Rabbi Shmuel Bloom, Vice Chairman of the Agudath Israel World Organization, is a very busy man involved in important matters concerning the public. Why do you think he would spend many hours traveling to look at bananas in Israel, especially all the way up north near T’veriya (Tiberias)?
A secular farmer, Gibor Koach, whose produce focus is strictly bananas, decided that he would observe the Shemitah (the Sabbatical Year) this time around. He approached the organization that helps facilitate this—Keren HaShviis—for assistance, and they stipulated that he would be registered in their program if he would also undertake to be personally Sabbath observant (Shomer Shabbos) throughout Shemitah. He agreed.

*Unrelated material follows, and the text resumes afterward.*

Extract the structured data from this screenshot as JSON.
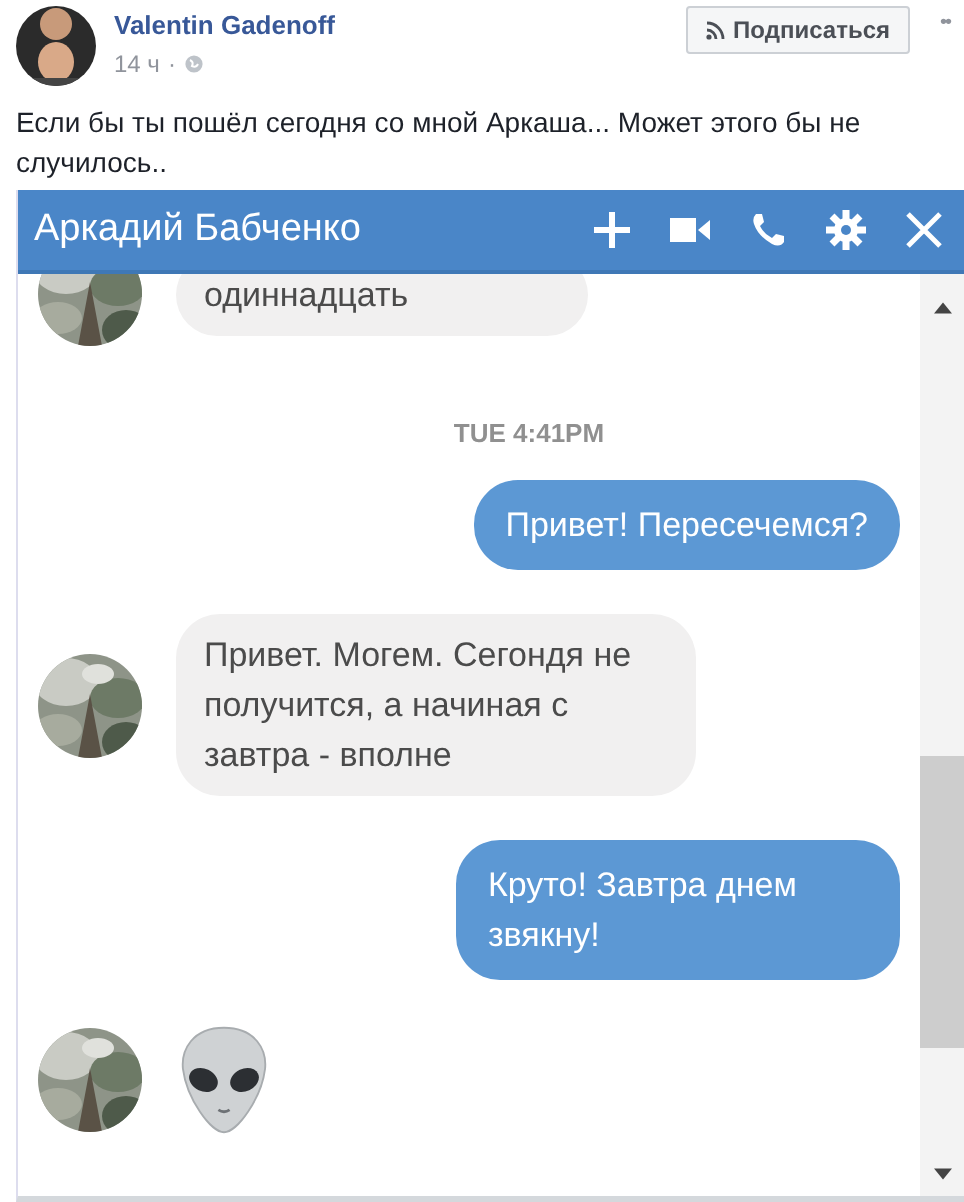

The Rabbinic court (Otzar Bet Din) of Bnei Brak made the decision to cover his farming expenses and, in return, all the produce would become the property of Otzar Beis Din (court) and would be distributed in full accordance with Jewish Law (Halacha).
Israel suffered a significant cold spell for two to three weeks during the winter. Bananas don’t like cold, and cold doesn’t like bananas. When bananas are still growing and get hit with frost, they turn brown and become rock hard.

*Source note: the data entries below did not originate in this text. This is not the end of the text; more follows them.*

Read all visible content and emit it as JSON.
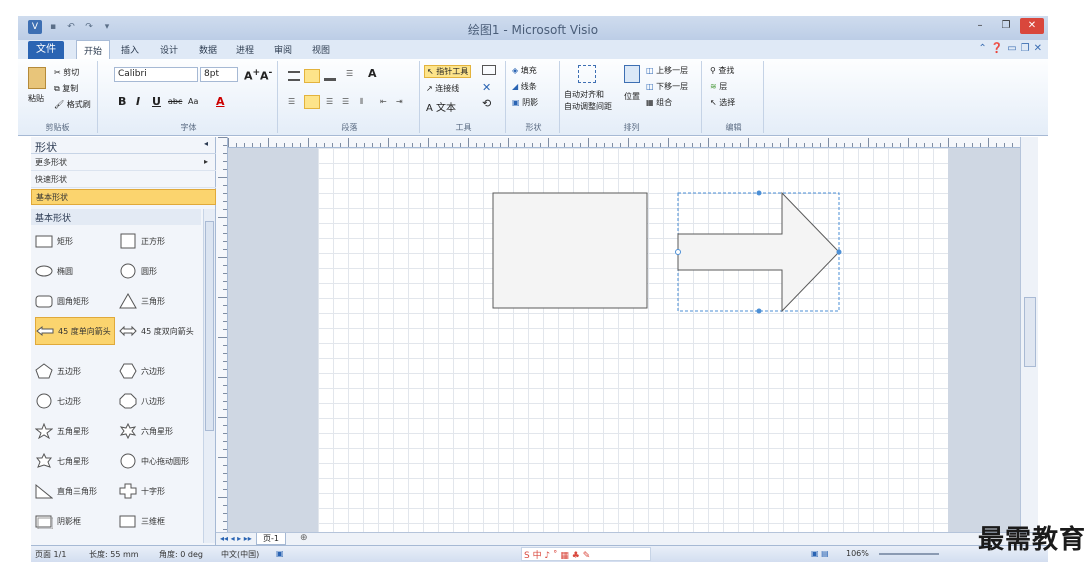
{
  "window": {
    "title": "绘图1 - Microsoft Visio"
  },
  "tabs": {
    "file": "文件",
    "items": [
      "开始",
      "插入",
      "设计",
      "数据",
      "进程",
      "审阅",
      "视图"
    ],
    "active": "开始"
  },
  "ribbon": {
    "clipboard": {
      "paste": "粘贴",
      "cut": "剪切",
      "copy": "复制",
      "format_painter": "格式刷",
      "label": "剪贴板"
    },
    "font": {
      "name": "Calibri",
      "size": "8pt",
      "label": "字体",
      "bold": "B",
      "italic": "I",
      "underline": "U",
      "strike": "abc",
      "case": "Aa"
    },
    "paragraph": {
      "label": "段落"
    },
    "tools": {
      "pointer": "指针工具",
      "connector": "连接线",
      "text": "A 文本",
      "label": "工具"
    },
    "shape": {
      "fill": "填充",
      "line": "线条",
      "shadow": "阴影",
      "label": "形状"
    },
    "arrange": {
      "align": "自动对齐和",
      "space": "自动调整间距",
      "position": "位置",
      "front": "上移一层",
      "back": "下移一层",
      "group": "组合",
      "label": "排列"
    },
    "edit": {
      "find": "查找",
      "layer": "层",
      "select": "选择",
      "label": "编辑"
    }
  },
  "shapes_pane": {
    "title": "形状",
    "more": "更多形状",
    "quick": "快速形状",
    "basic_tab": "基本形状",
    "basic_head": "基本形状",
    "items": [
      "矩形",
      "正方形",
      "椭圆",
      "圆形",
      "圆角矩形",
      "三角形",
      "45 度单向箭头",
      "45 度双向箭头",
      "五边形",
      "六边形",
      "七边形",
      "八边形",
      "五角星形",
      "六角星形",
      "七角星形",
      "中心拖动圆形",
      "直角三角形",
      "十字形",
      "阴影框",
      "三维框"
    ]
  },
  "page_tab": "页-1",
  "status": {
    "page": "页面 1/1",
    "width": "长度: 55 mm",
    "angle": "角度: 0 deg",
    "lang": "中文(中国)",
    "zoom": "106%"
  },
  "watermark": "最需教育",
  "colors": {
    "file_tab": "#2a64b3",
    "selection": "#fbd46e",
    "close": "#d9473c"
  }
}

The hero of our story, Koach knew he was in deep trouble when the relentless cold hadn’t let up for over a week. He lived a distance from his orchard and hadn’t yet seen the damage with his own eyes. He began to receive calls from his neighbor farmers that have orchards bordering his, complaining bitterly that their entire banana crop had been destroyed by the frost.
He decided it was time to inspect the damage up close, no matter how painful it may be. He drove up close to Tverya to inspect his orchard, as well as those of his neighboring farmers. As he passed from one orchard to another, he was overwhelmed by the damage. Not a single fruit had survived; no tree was spared. His neighbors took quite a beating. All the bananas were brown, hard as a rock. He could only imagine how bad his trees must have gotten it.
Yet when he finally got to his orchard, he was awestruck. ALL of his bananas were yellow and green. It’s as if his orchard wasn’t a part of this parcel of land. His orchard bordered those of his neighbors, but not a single tree of his was struck by the frost. It’s as if a protective wall kept the damage away.
At first he thought he was imagining it. As he rushed from one section of his orchard to another, the realization that the more the farmer keeps the Shemitah, the more the Shemitah keeps the farmer, hit home.
He immediately called his contacts at Keren HaShviis and yelled into the phone, “Karah Nes, Karah Nes!” (A miracle happened, a miracle happened).
It was a miraculous modern-day manifestation of “V’Tzivisi Es HaBracha” (I will ordain My blessing for you in the sixth year). There is no way to explain this other than that God keeps His promises. He says keep Shemitah, and I’ll take care of you. He sure does.
Keren HaShviis reported that farmers who have until now refused to keep Shemitah have been turning to the Keren following their recent losses. They are now ready to commit to Shemitah observance.
Rabbi Bloom took the time to travel all the way to Tverya (Tiberias) and back to witness this awe-inspiring phenomenon. During the previous Shemitah, Agudath Israel of America provided over $1,000,000 to Keren HaShviis. It plans to do even more this time around.
For the original article, visit israeltrees.org.